OCOT extends apprenticeship ratio review: Stakeholders disappointed by delay

0
310
ocot annual report cover
Cover from the Ontario College of Trade's 2016 annual report

The Ontario College of Trades (OCOT) has extended the review of journeyperson to apprentice ratios by one year, as it implements the Dean Report recommendations regarding its governance, which caused much controversy during the first round of apprenticeship ratio reviews some three years ago.

Representatives of both sides of the spectrum – employer groups and unions representing workers in certified trades – have expressed frustration with the delay, though from differing perspectives.

Apprentice-to-journeyperson ratios have been a contentious issue since the OCOT’s establishment in 2009; with representatives of organized labour arguing for higher ratios on health and safety grounds, while employers and representatives of non-union organizations advocate for lower ratios, arguing that safety concerns are overplayed and high ratios create artificial barriers to labour force entry.

The current rules generally set a one-to-one ratio for the first apprentice and then upwards of 1-3 for additional workers, but they vary depending on the trade and other criteria.

In the first round of apprentice ratio reviews, there was much teeth gnashing as the review panels’ decisions depended on the ideological composition of its members; an issue that the OCOT hopes to resolve through a new system to select panel members through a more independent roster process.

“While we recognize that the OCOT has a new CEO, its previous leadership had more than enough time to make ratio reviews a priority to improve the process,”  Joe Vaccaro, chair of the Ontario Skilled Trades Alliance (OSTA) and chief executive officer of the Ontario Home Builders’ Association (OHBA) said in a statement. “Over the next year we expect that OCOT will create a process consistent with the Tony Dean recommendations that will be more transparent and inclusive for small businesses that want their voice heard.  If this happens, we fully expect ratios to be lowered.”

Meanwhile, James Barry, executive director of the International Brotherhood of Electrical Workers Construction Council of Ontario (IBEW-CCO) said that the delay “is consistent with the many challenges the OCOT has faced since its inception.

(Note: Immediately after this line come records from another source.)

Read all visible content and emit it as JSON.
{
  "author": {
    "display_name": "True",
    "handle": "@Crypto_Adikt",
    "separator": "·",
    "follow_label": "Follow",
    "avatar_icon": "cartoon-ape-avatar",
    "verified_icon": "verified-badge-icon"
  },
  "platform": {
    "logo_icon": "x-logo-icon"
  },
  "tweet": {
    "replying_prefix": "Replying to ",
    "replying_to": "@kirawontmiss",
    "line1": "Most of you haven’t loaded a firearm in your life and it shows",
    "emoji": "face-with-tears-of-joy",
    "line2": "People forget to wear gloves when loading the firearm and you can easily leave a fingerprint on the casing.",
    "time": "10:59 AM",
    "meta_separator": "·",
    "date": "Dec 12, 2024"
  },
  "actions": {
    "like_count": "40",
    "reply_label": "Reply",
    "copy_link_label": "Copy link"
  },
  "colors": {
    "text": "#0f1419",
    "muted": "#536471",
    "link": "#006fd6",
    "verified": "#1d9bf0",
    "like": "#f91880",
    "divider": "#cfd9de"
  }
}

“Another example of a delay can be witnessed with a closer look at the compliance and Enforcement policy,” he said. “This policy was put into effect in June 2017.”

“To date, there has been little to no enforcement across the province of Ontario.  It is my understanding that until recently a majority of the divisional and trade boards in the construction sector have not been fully populated.

“This results in not having a quorum and the inability of the College to hold construction sector meetings. In my opinion, this compromises the governance structure within the College and the constructions sector as a whole.

“When the ratio reviews of the electrical trade take place, the IBEW/CCO will make every effort to be actively engaged in the process,” he said.  The IBEW represents almost 20,000 members across the province.

In its statement, the OCOT says the delay will allow it to “work with stakeholders to develop a framework that will clarify the broader public policy objectives ratios are intended to achieve, refine how the ratio review process is conducted, and make any needed changes to the criteria for determining appropriate ratios.”

“The framework is being developed in an open and transparent manner that includes input from broad stakeholder consultations beginning in May 2018, an advisory panel, enhanced communications and other opportunities for feedback,” the statement said.

“We’re looking forward to the next round of stakeholder consultations on the framework and process so that when April 2019 arrives we can make both timely and informed decisions,” said George Gritziotis, the OCOT’s CEO and registrar.

LEAVE A REPLY

Please enter your comment!
Please enter your name here

This site uses Akismet to reduce spam. Learn how your comment data is processed.